I am also a member of the human race and of the wider community of life.  I share in the suffering of my fellow creatures.  I share in the “passion” of the earth.

The fact is, we really don’t know how this human journey on earth will turn out.  According to theologian Jurgen Moltmann, we cannot know:  “Will humanity survive the crises we have described? We cannot know, and we must not know. If we knew that humanity is not going to survive, we should not do anything more for our children but would say, `after us, the deluge.’ If we knew that humanity is going to survive, we should not do anything either, and by doing nothing we should miss our chance for conversion. Because we cannot know whether humanity is going to survive or not, we have to act today as if the future of the whole of humankind were dependent on us—and yet at the same time trust wholly that God is faithful to his creation and will not let it go.”

On this Holy Saturday,  I choose to live in hope, entrusting myself, my loved ones, and future generations to the God who raised Jesus and who lives in me.  I choose to rest in the silence and stillness and spaciousness of God.

Glimpsing the Historical Jesus

Since I am a follower of Christ and the season of Lent is upon us, I plan to post several  writings on the topic of  “Jesus, Resister.”   In them, I will show how the stories of Jesus’ life, teachings, and death can illuminate our path through the great social, economic, and environmental challenges of our day.

I understand why people distance themselves from Christianity, especially in its most close-minded and virulent forms.  But Christ is my home, and I refuse to abandon the symbols of my faith to those who distort them.

For the past two thousand years Christians have interpreted and assigned meaning to the stories of Jesus’ life, death, and post-death appearances.  Some claim to have the answers to “what the Bible says” and what people should believe, but the Bible does not present a clear, harmonious picture of the historical Jesus.  Each of the four gospels has its own unique perspective, sometimes complementing and sometimes contradicting the others, because the gospels are written not as history but as faith accounts of what each author remembered and understood.

Although scholars have shed light on some aspects of his life and the world in which he lived, it is impossible to uncover a universally accepted or objective picture of who Jesus of Nazareth was.  We glimpse him through various lenses—artistic, literary, cultural, religious.  For people who follow him, even more than for the gospel writers, Jesus is a figure we come to know through faith.

To understand his relevance in addressing the grave challenges of today, we need to explore the social, economic, and political context in which Jesus lived, and examine his relationship with the institutional Powers of his day.

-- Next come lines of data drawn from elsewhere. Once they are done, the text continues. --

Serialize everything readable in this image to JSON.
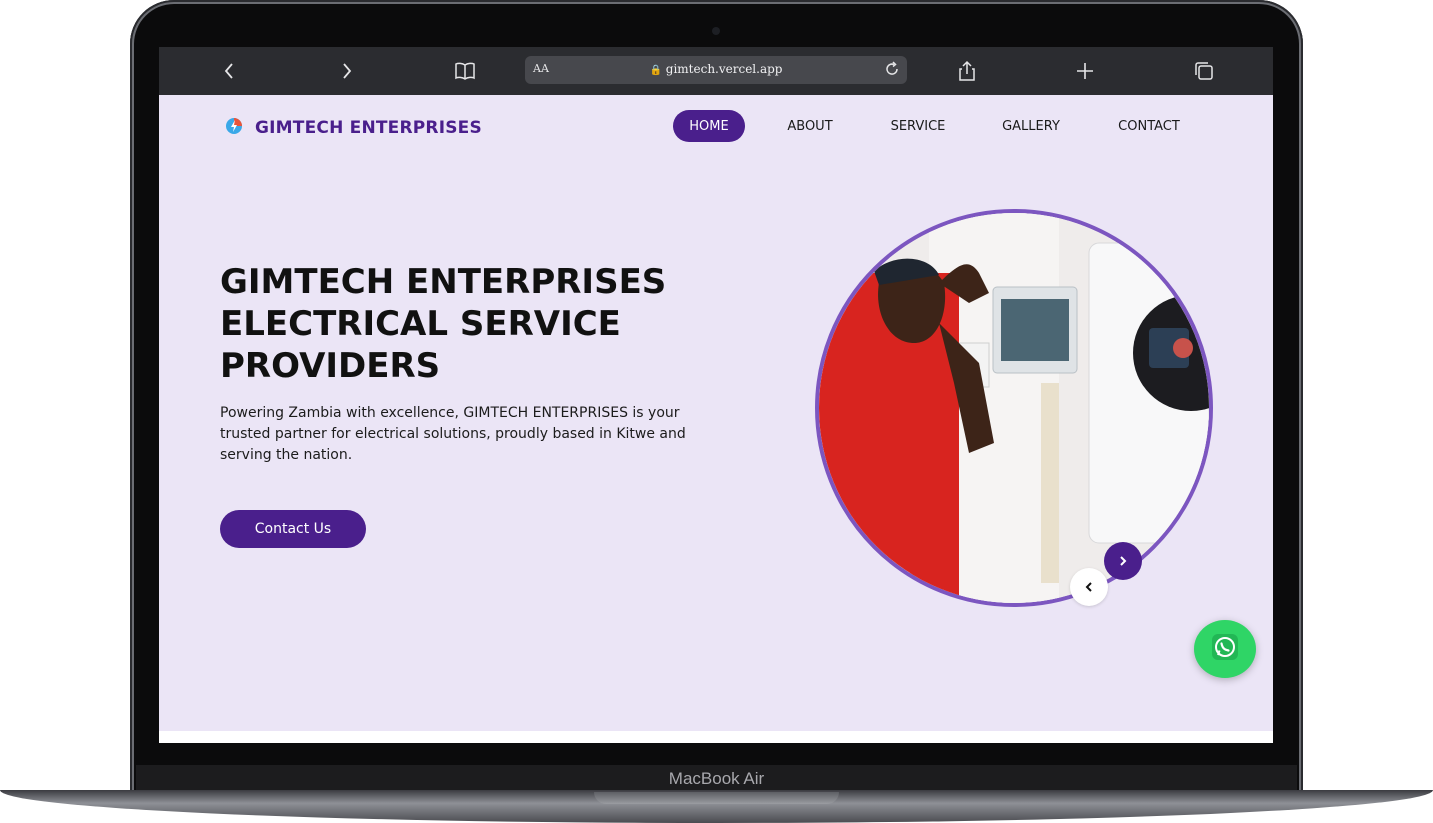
{
  "device": {
    "label": "MacBook Air"
  },
  "browser": {
    "url": "gimtech.vercel.app",
    "reader_label": "AA",
    "icons": [
      "back-icon",
      "forward-icon",
      "bookmarks-icon",
      "lock-icon",
      "reload-icon",
      "share-icon",
      "new-tab-icon",
      "tabs-icon"
    ]
  },
  "header": {
    "brand": "GIMTECH ENTERPRISES",
    "nav": [
      {
        "label": "HOME",
        "active": true
      },
      {
        "label": "ABOUT",
        "active": false
      },
      {
        "label": "SERVICE",
        "active": false
      },
      {
        "label": "GALLERY",
        "active": false
      },
      {
        "label": "CONTACT",
        "active": false
      }
    ]
  },
  "hero": {
    "title_lines": [
      "GIMTECH ENTERPRISES",
      "ELECTRICAL SERVICE",
      "PROVIDERS"
    ],
    "description": "Powering Zambia with excellence, GIMTECH ENTERPRISES is your trusted partner for electrical solutions, proudly based in Kitwe and serving the nation.",
    "cta_label": "Contact Us"
  },
  "colors": {
    "accent": "#4a1f8c",
    "page_bg": "#ebe5f6",
    "ring": "#7c56c0",
    "whatsapp": "#2fd566"
  }
}
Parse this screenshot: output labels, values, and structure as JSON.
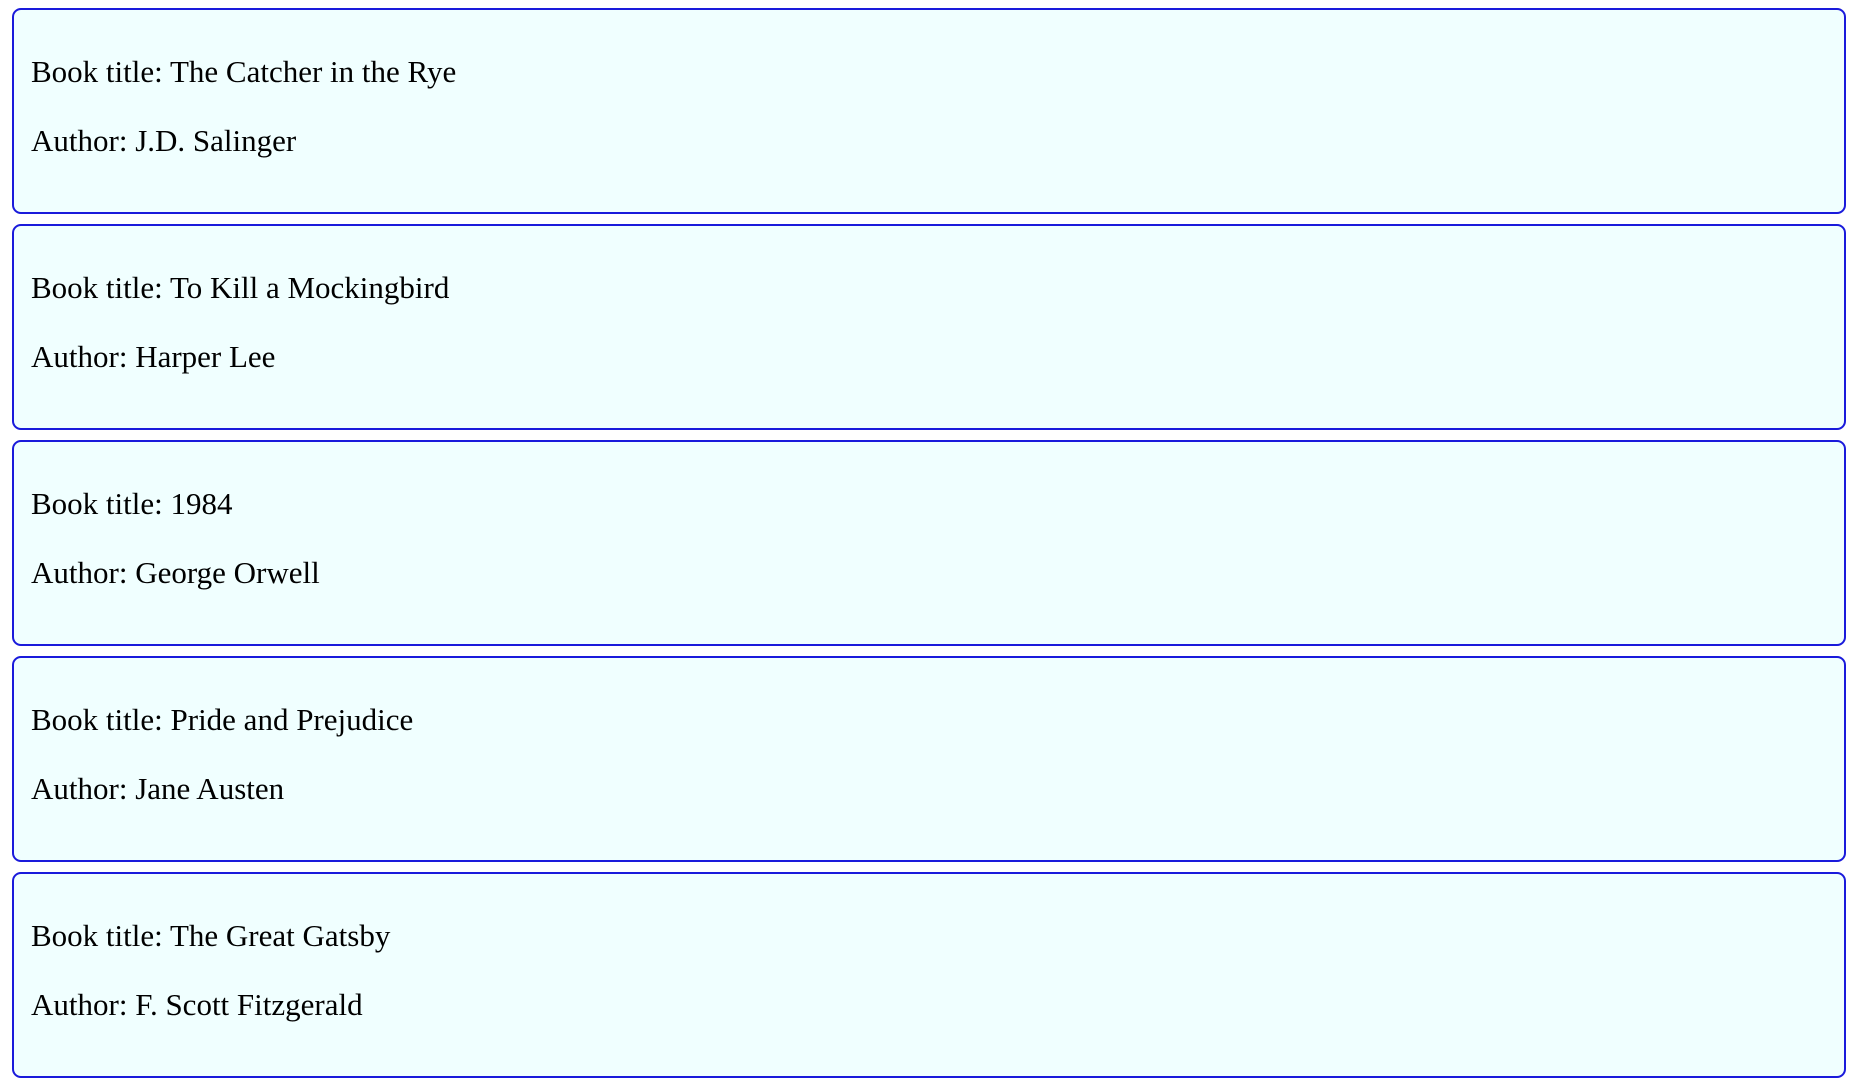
{
  "labels": {
    "title_prefix": "Book title: ",
    "author_prefix": "Author: "
  },
  "colors": {
    "card_background": "#f0ffff",
    "card_border": "#1a1adb",
    "text": "#000000"
  },
  "books": [
    {
      "title": "The Catcher in the Rye",
      "author": "J.D. Salinger"
    },
    {
      "title": "To Kill a Mockingbird",
      "author": "Harper Lee"
    },
    {
      "title": "1984",
      "author": "George Orwell"
    },
    {
      "title": "Pride and Prejudice",
      "author": "Jane Austen"
    },
    {
      "title": "The Great Gatsby",
      "author": "F. Scott Fitzgerald"
    }
  ]
}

As we do, we meet the Jesus who modeled the compassionate nonviolent resistance practiced by Mahatma Gandhi and Martin Luther King Jr.  And we discover a way to live in hope and bring about a more hopeful future, in the presence and grace of God.

Children and Climate Change


How does global warming affect our children?  We so want to protect them from pain, and climate change is a painful topic.  We may not want to scare them by talking about it, and in fact we may not want to talk (or think) about it ourselves.

But glaciers are melting, islands are eroding, deserts are expanding, species are dying, climate-related disasters are more frequent, and weather patterns are changing and will continue to change until we get fossil fuel emissions under control.  To ignore this reality is to live in denial, which is not a good model for children about how to cope with the realities of life.

Many of our children already know about global warming, and are looking to us for answers.  They may not understand all of its implications, but they can understand that it is a serious problem that must be solved.

It is our children, grandchildren, and future generations who will feel the greatest impact of the lifestyle and public policy decisions that we make or allow others to make on our behalf today.

Let us listen to their voices, comfort and reassure them, and respond to this global challenge in ways that will allow them, with God’s help, to enjoy abundant life on a beautiful, diverse, and hospitable Planet Earth.